We need to hold stocks of supplies that will be needed in the case of a disease outbreak. These stocks will need to be rotated out on a regular basis so that they are up to date and operational if an outbreak occurs.

Just as those of us in the agricultural community never stop our work in developing the next farm bill, we must fund those in the public health sector to continuously prepare for the next pandemic. As our second grade teachers told us in the class on handwriting, “Practice, practice, practice.” That is some of the best advice we ever received.


Policy Pennings Column 1052

Originally published in MidAmerica Farmer Grower, Vol. 37, No. 298, November 6, 2020

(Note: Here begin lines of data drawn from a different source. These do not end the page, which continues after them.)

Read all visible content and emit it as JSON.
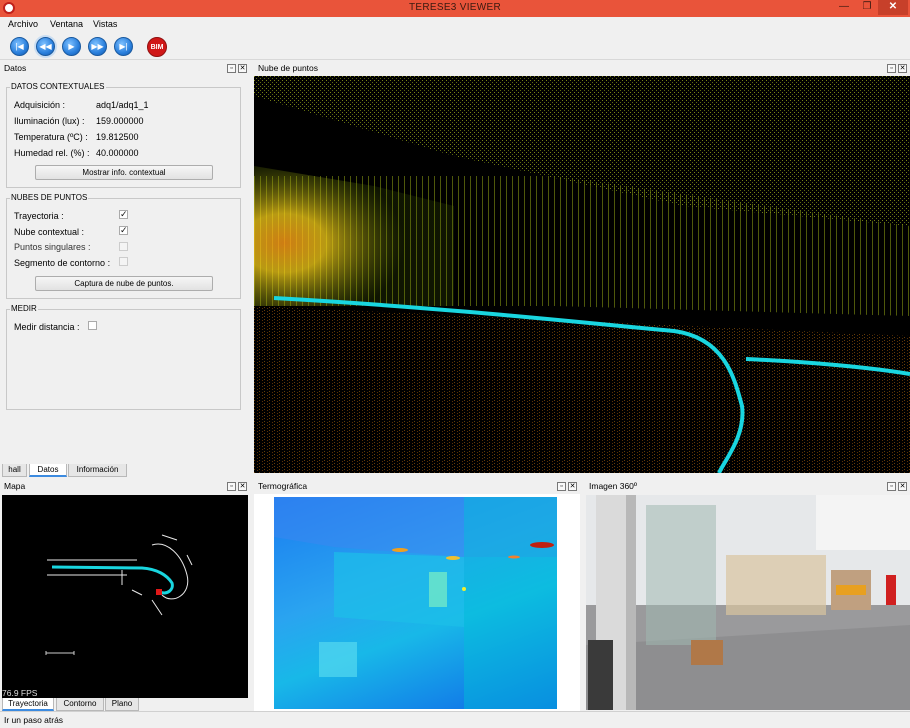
{
  "window": {
    "title": "TERESE3 VIEWER",
    "min": "—",
    "max": "❐",
    "close": "✕"
  },
  "menu": [
    "Archivo",
    "Ventana",
    "Vistas"
  ],
  "toolbar": {
    "bim_label": "BIM"
  },
  "datos_panel": {
    "title": "Datos",
    "contextual": {
      "heading": "DATOS CONTEXTUALES",
      "rows": [
        {
          "label": "Adquisición :",
          "value": "adq1/adq1_1"
        },
        {
          "label": "Iluminación (lux) :",
          "value": "159.000000"
        },
        {
          "label": "Temperatura (ºC) :",
          "value": "19.812500"
        },
        {
          "label": "Humedad rel. (%) :",
          "value": "40.000000"
        }
      ],
      "button": "Mostrar info. contextual"
    },
    "nubes": {
      "heading": "NUBES DE PUNTOS",
      "rows": [
        {
          "label": "Trayectoria :",
          "checked": true,
          "enabled": true
        },
        {
          "label": "Nube contextual :",
          "checked": true,
          "enabled": true
        },
        {
          "label": "Puntos singulares :",
          "checked": false,
          "enabled": false
        },
        {
          "label": "Segmento de contorno :",
          "checked": false,
          "enabled": false
        }
      ],
      "button": "Captura de nube de puntos."
    },
    "medir": {
      "heading": "MEDIR",
      "label": "Medir distancia :",
      "checked": false
    },
    "tabs": [
      "hall",
      "Datos",
      "Información"
    ],
    "selected_tab": "Datos"
  },
  "nube_panel": {
    "title": "Nube de puntos"
  },
  "mapa_panel": {
    "title": "Mapa",
    "fps": "76.9 FPS",
    "tabs": [
      "Trayectoria",
      "Contorno",
      "Plano"
    ],
    "selected_tab": "Trayectoria"
  },
  "termo_panel": {
    "title": "Termográfica"
  },
  "imagen_panel": {
    "title": "Imagen 360º"
  },
  "status": {
    "text": "Ir un paso atrás"
  },
  "colors": {
    "titlebar": "#e9543a",
    "trajectory": "#19d6e0",
    "accent": "#3c8be0"
  }
}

Dr. Harwood D. Schaffer: Adjunct Research Assistant Professor, Sociology Department, University of Tennessee and Director, Agricultural Policy Analysis Center. Dr. Daryll E. Ray: Emeritus Professor, Institute of Agriculture, University of Tennessee and Retired Director, Agricultural Policy Analysis Center. Email: hdschaffer@utk.edu and dray@utk.edu; http://www.agpolicy.org.

Reproduction Permission Granted with: 1) Full attribution to Harwood D. Schaffer and Daryll E. Ray, Agricultural Policy Analysis Center, Knoxville, TN; 2) An email sent to hdschaffer@utk.edu indicating how often you intend on running the column and your total circulation. Also, please send one copy of the first issue with the column in it to Harwood Schaffer, Agricultural Policy Analysis Center, 1708 Capistrano Dr. Knoxville, TN 37922.